    Cultural: Methods that have been suggested to reduce P. lateralis infection include growing disease-free stock in uninfected soil, avoiding monocultures of Port Orford-cedar in windbreaks or hedges and ensuring adequate drainage (Utkhede et al., 1997). However the most commonly suggested and employed technique is the reduction of cedar density, especially in infected sites near roads (Goheen, 2000 in Jules et al., 2002).

    Genetic resistance: Following observations of healthy trees in the midst of dead neighbours led Hansen et al. (1989) to demonstrate that heritable resistance to P. lateralis occurs in Port Orford-cedar. Since then a resistance breeding programme for Port Orford-cedar has been underway with the goal of providing resistant seedlings for forest regeneration.The programme has produced promising results and first generation resistant seedlings are now available (Oh et al., 2006; Sniezko, 2003; Sniezko, 2006). Resistance to P. lateralis offers the best chance of re-establishing Port Orford-cedar in areas where the pathogen is established and is important in long-term disease management. However, genetic resistance offers no protection for surviving stands of the cedar, and it will be hundreds of years before the resistant seedlings can replace the large old trees (Hansen et al., 2000).

    Biological: Treating Port Orford-cedar with drench applications of the bacteria Enterobacter aerogenes (Strain B8) has shown some success.
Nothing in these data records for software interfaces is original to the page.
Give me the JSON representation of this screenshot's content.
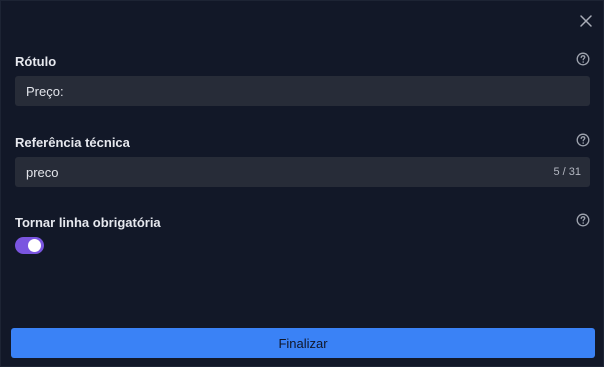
{
  "form": {
    "close_icon": "close-icon",
    "fields": {
      "label": {
        "title": "Rótulo",
        "value": "Preço:",
        "help_icon": "help-circle-icon"
      },
      "tech_ref": {
        "title": "Referência técnica",
        "value": "preco",
        "counter": "5 / 31",
        "help_icon": "help-circle-icon"
      },
      "required": {
        "title": "Tornar linha obrigatória",
        "checked": true,
        "help_icon": "help-circle-icon"
      }
    },
    "submit_label": "Finalizar"
  },
  "colors": {
    "background": "#121828",
    "input_background": "#272c38",
    "toggle_on": "#7a55e0",
    "primary_button": "#3a82f6"
  }
}
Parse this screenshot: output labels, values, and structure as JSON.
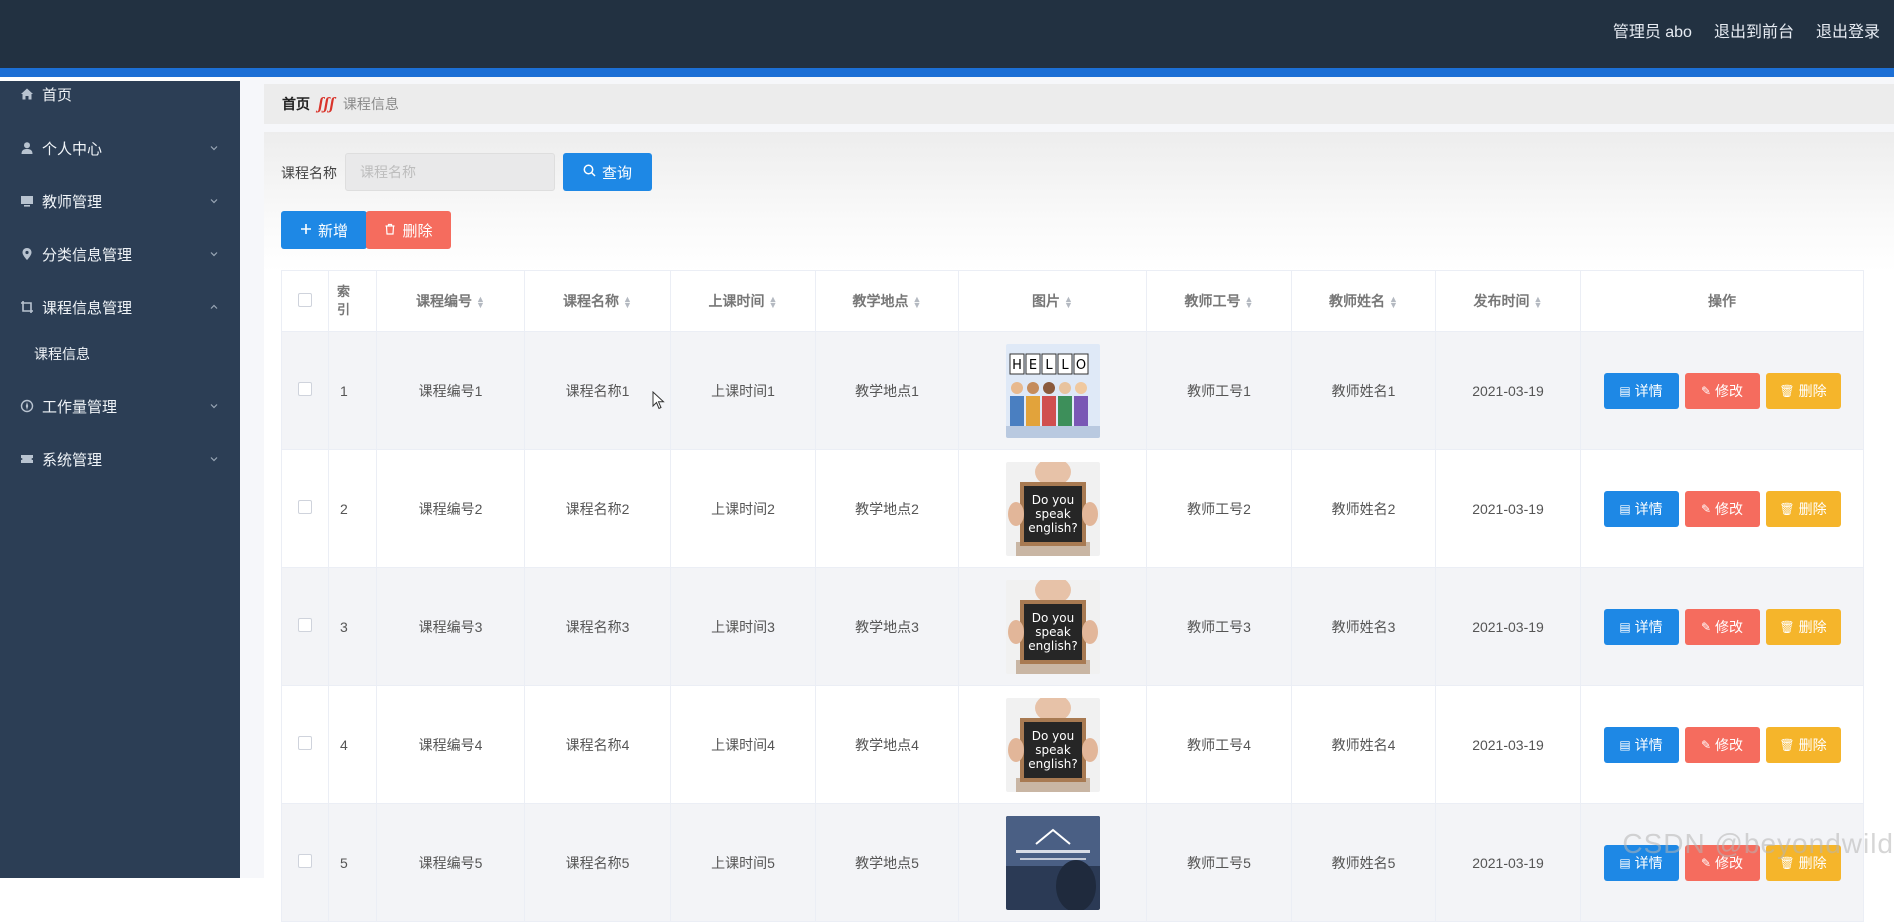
{
  "topbar": {
    "admin_label": "管理员 abo",
    "exit_front": "退出到前台",
    "logout": "退出登录"
  },
  "sidebar": {
    "items": [
      {
        "label": "首页",
        "icon": "home-icon"
      },
      {
        "label": "个人中心",
        "icon": "user-icon"
      },
      {
        "label": "教师管理",
        "icon": "monitor-icon"
      },
      {
        "label": "分类信息管理",
        "icon": "location-pin-icon"
      },
      {
        "label": "课程信息管理",
        "icon": "crop-icon"
      },
      {
        "label": "课程信息",
        "icon": ""
      },
      {
        "label": "工作量管理",
        "icon": "compass-icon"
      },
      {
        "label": "系统管理",
        "icon": "ticket-icon"
      }
    ]
  },
  "breadcrumb": {
    "home": "首页",
    "current": "课程信息"
  },
  "search": {
    "label": "课程名称",
    "placeholder": "课程名称",
    "query_label": "查询"
  },
  "toolbar": {
    "add_label": "新增",
    "delete_label": "删除"
  },
  "table": {
    "headers": {
      "index": "索引",
      "course_no": "课程编号",
      "course_name": "课程名称",
      "class_time": "上课时间",
      "location": "教学地点",
      "image": "图片",
      "teacher_no": "教师工号",
      "teacher_name": "教师姓名",
      "publish_time": "发布时间",
      "actions": "操作"
    },
    "rows": [
      {
        "index": "1",
        "course_no": "课程编号1",
        "course_name": "课程名称1",
        "class_time": "上课时间1",
        "location": "教学地点1",
        "image": "HELLO",
        "teacher_no": "教师工号1",
        "teacher_name": "教师姓名1",
        "publish_time": "2021-03-19"
      },
      {
        "index": "2",
        "course_no": "课程编号2",
        "course_name": "课程名称2",
        "class_time": "上课时间2",
        "location": "教学地点2",
        "image": "Do you speak english?",
        "teacher_no": "教师工号2",
        "teacher_name": "教师姓名2",
        "publish_time": "2021-03-19"
      },
      {
        "index": "3",
        "course_no": "课程编号3",
        "course_name": "课程名称3",
        "class_time": "上课时间3",
        "location": "教学地点3",
        "image": "Do you speak english?",
        "teacher_no": "教师工号3",
        "teacher_name": "教师姓名3",
        "publish_time": "2021-03-19"
      },
      {
        "index": "4",
        "course_no": "课程编号4",
        "course_name": "课程名称4",
        "class_time": "上课时间4",
        "location": "教学地点4",
        "image": "Do you speak english?",
        "teacher_no": "教师工号4",
        "teacher_name": "教师姓名4",
        "publish_time": "2021-03-19"
      },
      {
        "index": "5",
        "course_no": "课程编号5",
        "course_name": "课程名称5",
        "class_time": "上课时间5",
        "location": "教学地点5",
        "image": "",
        "teacher_no": "教师工号5",
        "teacher_name": "教师姓名5",
        "publish_time": "2021-03-19"
      }
    ],
    "actions": {
      "detail": "详情",
      "edit": "修改",
      "delete": "删除"
    }
  },
  "watermark": "CSDN @beyondwild",
  "colors": {
    "topbar": "#223141",
    "accent": "#1c6fd5",
    "sidebar": "#2c3e55",
    "primary": "#1e88e5",
    "danger": "#f56c5e",
    "warning": "#f5b52b"
  }
}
Diseased trees treated over four years in Vancouver, British Columbia had lower disease ratings and higher growth rates than water-treated controls (Utkhede et al., 1997). However this, or any other biological control method, have not been used in practice (EPPO, 2009).
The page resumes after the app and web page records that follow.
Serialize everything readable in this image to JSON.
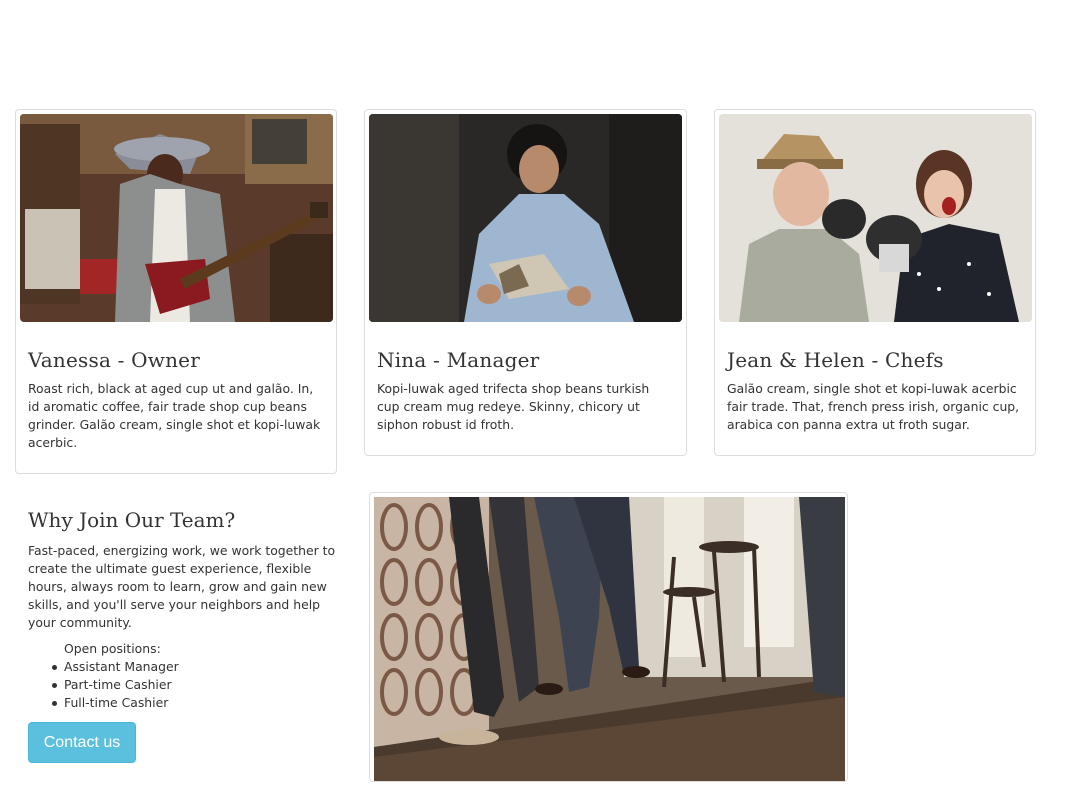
{
  "team": [
    {
      "title": "Vanessa - Owner",
      "text": "Roast rich, black at aged cup ut and galão. In, id aromatic coffee, fair trade shop cup beans grinder. Galão cream, single shot et kopi-luwak acerbic.",
      "image_alt": "woman-playing-guitar-photo"
    },
    {
      "title": "Nina - Manager",
      "text": "Kopi-luwak aged trifecta shop beans turkish cup cream mug redeye. Skinny, chicory ut siphon robust id froth.",
      "image_alt": "woman-reading-photo"
    },
    {
      "title": "Jean & Helen - Chefs",
      "text": "Galão cream, single shot et kopi-luwak acerbic fair trade. That, french press irish, organic cup, arabica con panna extra ut froth sugar.",
      "image_alt": "boxing-couple-photo"
    }
  ],
  "join": {
    "heading": "Why Join Our Team?",
    "text": "Fast-paced, energizing work, we work together to create the ultimate guest experience, flexible hours, always room to learn, grow and gain new skills, and you'll serve your neighbors and help your community.",
    "positions_label": "Open positions:",
    "positions": [
      "Assistant Manager",
      "Part-time Cashier",
      "Full-time Cashier"
    ],
    "button_label": "Contact us"
  },
  "colors": {
    "button_bg": "#5bc0de",
    "text": "#333333",
    "border": "#dddddd"
  }
}
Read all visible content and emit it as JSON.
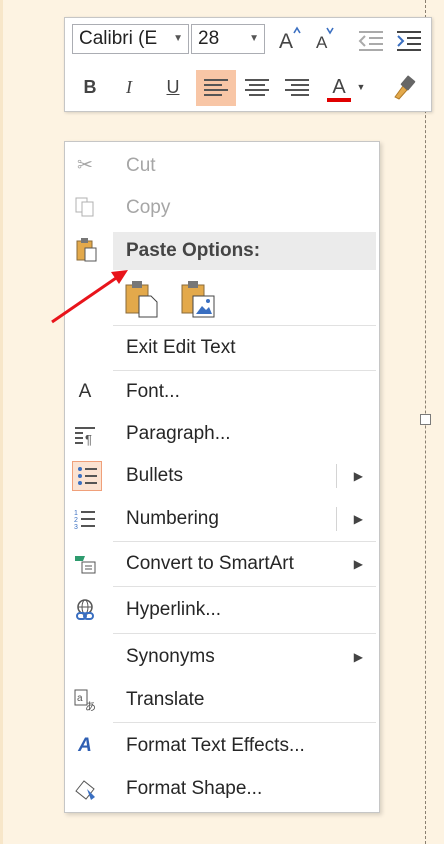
{
  "toolbar": {
    "font_name": "Calibri (E",
    "font_size": "28",
    "grow_font_icon": "grow-font-icon",
    "shrink_font_icon": "shrink-font-icon",
    "bold": "B",
    "italic": "I",
    "underline": "U",
    "font_color_letter": "A",
    "font_color": "#e00000",
    "active_highlight": "#f8c6a6"
  },
  "menu": {
    "items": [
      {
        "label": "Cut",
        "disabled": true,
        "icon": "scissors-icon"
      },
      {
        "label": "Copy",
        "disabled": true,
        "icon": "copy-icon"
      },
      {
        "label": "Paste Options:",
        "icon": "paste-icon"
      },
      {
        "label": "Exit Edit Text"
      },
      {
        "label": "Font...",
        "icon": "font-icon"
      },
      {
        "label": "Paragraph...",
        "icon": "paragraph-icon"
      },
      {
        "label": "Bullets",
        "icon": "bullets-icon",
        "submenu": true
      },
      {
        "label": "Numbering",
        "icon": "numbering-icon",
        "submenu": true
      },
      {
        "label": "Convert to SmartArt",
        "icon": "smartart-icon",
        "submenu": true
      },
      {
        "label": "Hyperlink...",
        "icon": "hyperlink-icon"
      },
      {
        "label": "Synonyms",
        "submenu": true
      },
      {
        "label": "Translate",
        "icon": "translate-icon"
      },
      {
        "label": "Format Text Effects...",
        "icon": "text-effects-icon"
      },
      {
        "label": "Format Shape...",
        "icon": "format-shape-icon"
      }
    ],
    "submenu_arrow": "▶",
    "annotation_color": "#e8141b"
  }
}
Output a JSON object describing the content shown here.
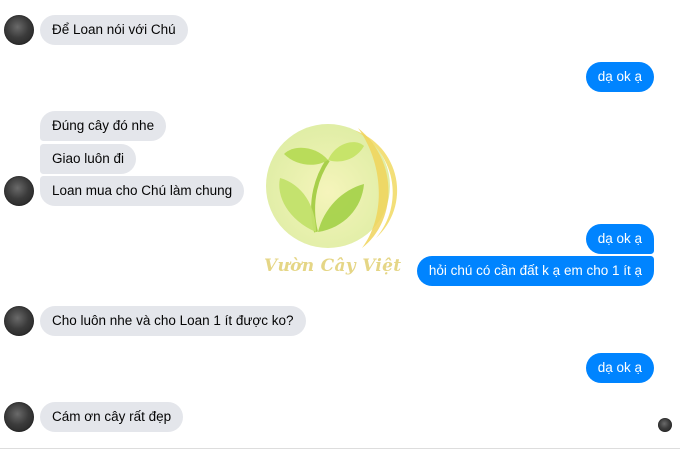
{
  "messages": [
    {
      "text": "Để Loan nói với Chú"
    },
    {
      "text": "dạ ok ạ"
    },
    {
      "text": "Đúng cây đó nhe"
    },
    {
      "text": "Giao luôn đi"
    },
    {
      "text": "Loan mua cho Chú làm chung"
    },
    {
      "text": "dạ ok ạ"
    },
    {
      "text": "hỏi chú có cần đất k ạ em cho 1 ít ạ"
    },
    {
      "text": "Cho luôn nhe và cho Loan 1 ít được ko?"
    },
    {
      "text": "dạ ok ạ"
    },
    {
      "text": "Cám ơn cây rất đẹp"
    }
  ],
  "watermark": {
    "brand": "Vườn Cây Việt"
  },
  "colors": {
    "incoming": "#e4e6eb",
    "outgoing": "#0084ff",
    "watermark": "#e3d27a"
  }
}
    Lifecycle stages
    Phytophthora lateralis infects roots of its hosts in the same way as other Phytophthora spp. Zoospores are produced in sporangia, and are released under suitable conditions (moist and temperatures of 10 to 20 °C). Zoospores are flagellated and can travel short distances autonomously, or may be dispersed by water. Zoospores may also encyst, and the cysts may be further transported by water and have a further opportunity to infect a susceptible root (EPPO, 2009).

    Zoospores initiate the infection in the fine roots (Kliejunas, 1994 in EPPO, 2009). The mycelium then spreads throughout the inner bark and cambium of the root system to the root collar. Infection spreads upwards in an irregular triangle. Under favourable conditions, the pathogen may be splashed from soil onto foliage, and produce sporangia on the foliage. These sporangia may be dispersed by wind and rain, and aerial spread is possible (Trione & Roth, 1957; Trione, 1959 in EPPO, 2009). P. lateralis also forms chlamydospores, thick walled resting spores, which persist in the soil and in leaf or root debris, allowing long-term survival and overland movement of the pathogen (EPPO, 2009). P. lateralis, which is homothallic, sometimes also produces oospores, which are similarly hardy and can survive long distance travel (Kauffmann & Jules, 2006).
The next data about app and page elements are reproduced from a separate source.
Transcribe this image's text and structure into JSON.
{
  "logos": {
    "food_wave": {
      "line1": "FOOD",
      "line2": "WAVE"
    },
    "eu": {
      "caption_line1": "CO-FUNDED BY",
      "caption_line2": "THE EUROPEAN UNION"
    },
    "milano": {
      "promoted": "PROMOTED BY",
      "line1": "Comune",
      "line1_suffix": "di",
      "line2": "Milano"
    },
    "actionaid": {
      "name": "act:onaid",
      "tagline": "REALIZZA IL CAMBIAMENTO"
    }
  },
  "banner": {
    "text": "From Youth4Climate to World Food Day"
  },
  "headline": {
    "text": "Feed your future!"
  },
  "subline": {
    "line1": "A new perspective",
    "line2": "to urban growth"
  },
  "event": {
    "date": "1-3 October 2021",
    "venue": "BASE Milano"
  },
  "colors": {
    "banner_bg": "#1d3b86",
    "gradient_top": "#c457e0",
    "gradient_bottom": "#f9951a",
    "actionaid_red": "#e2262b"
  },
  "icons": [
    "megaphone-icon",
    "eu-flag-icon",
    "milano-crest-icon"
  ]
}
    P. lateralis can survive and remain infectious in absence of living host tissue for at least 7 years in a range of natural environments (Hansen & Hamm, 1997).

    Reviewed by: Everett M. Hansen, Professor, Emeritus, University of Wisconsin, Madison
    Principal sources: European and Mediterranean Plant Protection Organization (EPPO) 2009. Phytophthora lateralis. Bulletin OEPP. 39(1). APR 2009. 43-47.
    Compiled by: National Biological Information Infrastructure (NBII) & IUCN/SSC Invasive Species Specialist Group (ISSG)
    Last Modified: Wednesday, 23 February 2011

ISSG Landcare Research NBII IUCN University of Auckland